References Cited UNITED STATES PATENTS 2,657,016 10/1953 Grable -215 3,155,179 11/1964 Hunt 175215 3,198,256 8/1965 Kirby 166-99 3,370,658 2/1968 Jansson 175215 NILE C. BYERS, 111., Primary Examiner

Patent Citations
Cited PatentFiling datePublication dateApplicantTitle
US2657016 *Jan 20, 1950Oct 27, 1953Grable Donovan BFluid circulation head for drill strings
US3155179 *Aug 4, 1961Nov 3, 1964Kennecott Copper CorpDual-tube drill string for sample drilling
US3198256 *Oct 9, 1961Aug 3, 1965Bowen Tools IncJet junk basket
US3370658 *Aug 3, 1965Feb 27, 1968Bengt K.B. JanssonDrill and tube arrangement with knock-of drill portion
Referenced by
Citing PatentFiling datePublication dateApplicantTitle
US4385668 *Feb 25, 1981May 31, 1983Turbo Resources Ltd.Inner pipe support arrangement for double-walled drill pipe
US4683944 *May 6, 1985Aug 4, 1987Innotech Energy CorporationDrill pipes and casings utilizing multi-conduit tubulars
EP0350581A2 *May 2, 1989Jan 17, 1990Paul SchmidtElongate body
Classifications
U.S. Classification175/215
International ClassificationE21B21/00, E21B17/00, E21B21/12, E21B17/18
Cooperative ClassificationE21B21/12, E21B17/18
European ClassificationE21B21/12, E21B17/18
Legal Events
DateCodeEventDescription
Jul 15, 1983AS02Assignment of assignor's interest
Owner name: 282209 ALBERTA LTD., 111-58TH AVE., S.W. CALGARY,
Effective date: 19821115
Owner name: CHALLENGER INTERNATIONAL SERVICES LTD.
Jul 15, 1983ASAssignment
Owner name: 282209 ALBERTA LTD., 111-58TH AVE., S.W. CALGARY,
Free format text: ASSIGNMENT OF ASSIGNORS INTEREST.;ASSIGNOR:CHALLENGER INTERNATIONAL SERVICES LTD.;REEL/FRAME:004148/0494
Effective date: 19821115
Owner name: ALBERTA OPPORTUNITY COMPANY P.O. BOX 1860 PONOKA,

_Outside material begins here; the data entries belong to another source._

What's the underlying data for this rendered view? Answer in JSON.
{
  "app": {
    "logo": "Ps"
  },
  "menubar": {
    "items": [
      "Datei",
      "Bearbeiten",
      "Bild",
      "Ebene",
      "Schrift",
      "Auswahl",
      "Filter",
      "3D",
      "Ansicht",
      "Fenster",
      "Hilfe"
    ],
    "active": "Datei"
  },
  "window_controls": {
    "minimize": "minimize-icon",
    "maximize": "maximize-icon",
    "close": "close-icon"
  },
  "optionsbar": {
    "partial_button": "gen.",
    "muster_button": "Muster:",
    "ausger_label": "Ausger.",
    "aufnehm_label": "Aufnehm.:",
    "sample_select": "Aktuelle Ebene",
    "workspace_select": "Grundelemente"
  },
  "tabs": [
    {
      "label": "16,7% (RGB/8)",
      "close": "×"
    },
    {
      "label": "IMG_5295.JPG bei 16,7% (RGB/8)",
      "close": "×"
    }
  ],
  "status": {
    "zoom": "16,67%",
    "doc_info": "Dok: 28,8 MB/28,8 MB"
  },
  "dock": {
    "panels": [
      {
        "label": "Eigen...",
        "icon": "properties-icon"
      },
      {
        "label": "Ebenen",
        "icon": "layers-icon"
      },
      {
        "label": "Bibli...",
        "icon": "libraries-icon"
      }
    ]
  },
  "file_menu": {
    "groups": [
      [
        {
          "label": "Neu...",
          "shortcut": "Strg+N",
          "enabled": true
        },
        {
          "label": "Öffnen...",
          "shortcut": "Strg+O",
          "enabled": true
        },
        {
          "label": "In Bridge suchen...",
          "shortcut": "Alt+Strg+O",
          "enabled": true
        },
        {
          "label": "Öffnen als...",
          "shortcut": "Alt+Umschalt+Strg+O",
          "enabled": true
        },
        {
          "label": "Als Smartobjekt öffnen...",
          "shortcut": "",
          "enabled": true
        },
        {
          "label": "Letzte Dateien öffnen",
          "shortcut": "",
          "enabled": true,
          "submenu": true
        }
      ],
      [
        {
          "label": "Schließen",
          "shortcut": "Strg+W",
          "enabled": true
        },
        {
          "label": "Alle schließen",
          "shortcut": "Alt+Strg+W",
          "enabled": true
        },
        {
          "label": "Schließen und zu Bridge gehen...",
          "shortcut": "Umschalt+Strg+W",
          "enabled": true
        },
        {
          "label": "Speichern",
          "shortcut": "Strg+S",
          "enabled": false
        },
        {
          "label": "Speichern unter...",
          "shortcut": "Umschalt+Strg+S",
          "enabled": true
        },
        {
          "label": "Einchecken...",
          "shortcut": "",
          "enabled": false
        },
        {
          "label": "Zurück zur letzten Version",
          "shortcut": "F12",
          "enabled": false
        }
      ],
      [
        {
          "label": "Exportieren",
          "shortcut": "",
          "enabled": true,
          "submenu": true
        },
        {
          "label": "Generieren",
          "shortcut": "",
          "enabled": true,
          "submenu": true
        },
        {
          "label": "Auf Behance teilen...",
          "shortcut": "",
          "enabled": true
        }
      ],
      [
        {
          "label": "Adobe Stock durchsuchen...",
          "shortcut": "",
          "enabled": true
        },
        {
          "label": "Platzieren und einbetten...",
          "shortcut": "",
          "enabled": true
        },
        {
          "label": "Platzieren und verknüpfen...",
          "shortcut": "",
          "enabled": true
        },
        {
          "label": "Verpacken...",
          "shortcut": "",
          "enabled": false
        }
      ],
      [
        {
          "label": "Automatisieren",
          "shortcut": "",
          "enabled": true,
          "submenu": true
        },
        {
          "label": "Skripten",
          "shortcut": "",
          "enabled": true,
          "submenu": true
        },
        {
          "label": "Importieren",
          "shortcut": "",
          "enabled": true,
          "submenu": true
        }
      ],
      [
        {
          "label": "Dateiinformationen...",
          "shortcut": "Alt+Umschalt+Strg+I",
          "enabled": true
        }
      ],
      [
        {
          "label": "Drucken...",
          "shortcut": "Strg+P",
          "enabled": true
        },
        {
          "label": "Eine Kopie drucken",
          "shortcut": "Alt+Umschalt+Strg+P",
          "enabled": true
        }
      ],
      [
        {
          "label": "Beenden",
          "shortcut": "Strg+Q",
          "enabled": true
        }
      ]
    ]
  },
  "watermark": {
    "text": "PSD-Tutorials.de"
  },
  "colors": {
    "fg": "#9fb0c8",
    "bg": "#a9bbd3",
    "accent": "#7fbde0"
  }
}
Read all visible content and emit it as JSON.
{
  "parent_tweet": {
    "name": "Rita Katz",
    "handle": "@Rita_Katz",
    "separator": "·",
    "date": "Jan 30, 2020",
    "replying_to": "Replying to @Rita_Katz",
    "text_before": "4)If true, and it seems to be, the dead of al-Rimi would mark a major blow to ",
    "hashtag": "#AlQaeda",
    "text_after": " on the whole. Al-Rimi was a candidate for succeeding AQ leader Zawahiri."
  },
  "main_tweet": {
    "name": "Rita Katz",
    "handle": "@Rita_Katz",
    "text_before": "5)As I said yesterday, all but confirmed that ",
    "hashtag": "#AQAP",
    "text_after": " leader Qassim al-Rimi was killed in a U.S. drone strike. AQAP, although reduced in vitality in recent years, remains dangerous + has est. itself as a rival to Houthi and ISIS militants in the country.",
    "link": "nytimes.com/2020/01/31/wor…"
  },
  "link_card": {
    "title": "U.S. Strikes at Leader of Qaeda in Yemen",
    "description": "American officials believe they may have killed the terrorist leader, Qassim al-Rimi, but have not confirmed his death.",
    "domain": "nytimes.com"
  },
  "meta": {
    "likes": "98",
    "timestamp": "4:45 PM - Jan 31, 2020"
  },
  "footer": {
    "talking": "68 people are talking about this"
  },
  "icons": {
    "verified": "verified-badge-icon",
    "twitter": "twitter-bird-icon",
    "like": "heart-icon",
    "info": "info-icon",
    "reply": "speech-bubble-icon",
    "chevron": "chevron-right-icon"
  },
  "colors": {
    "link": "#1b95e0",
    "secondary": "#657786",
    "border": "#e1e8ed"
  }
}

Free format text: ASSIGNMENT OF ASSIGNORS INTEREST.;ASSIGNOR:282209 ALBERTA LTD.;REEL/FRAME:004148/0484
Effective date: 19821221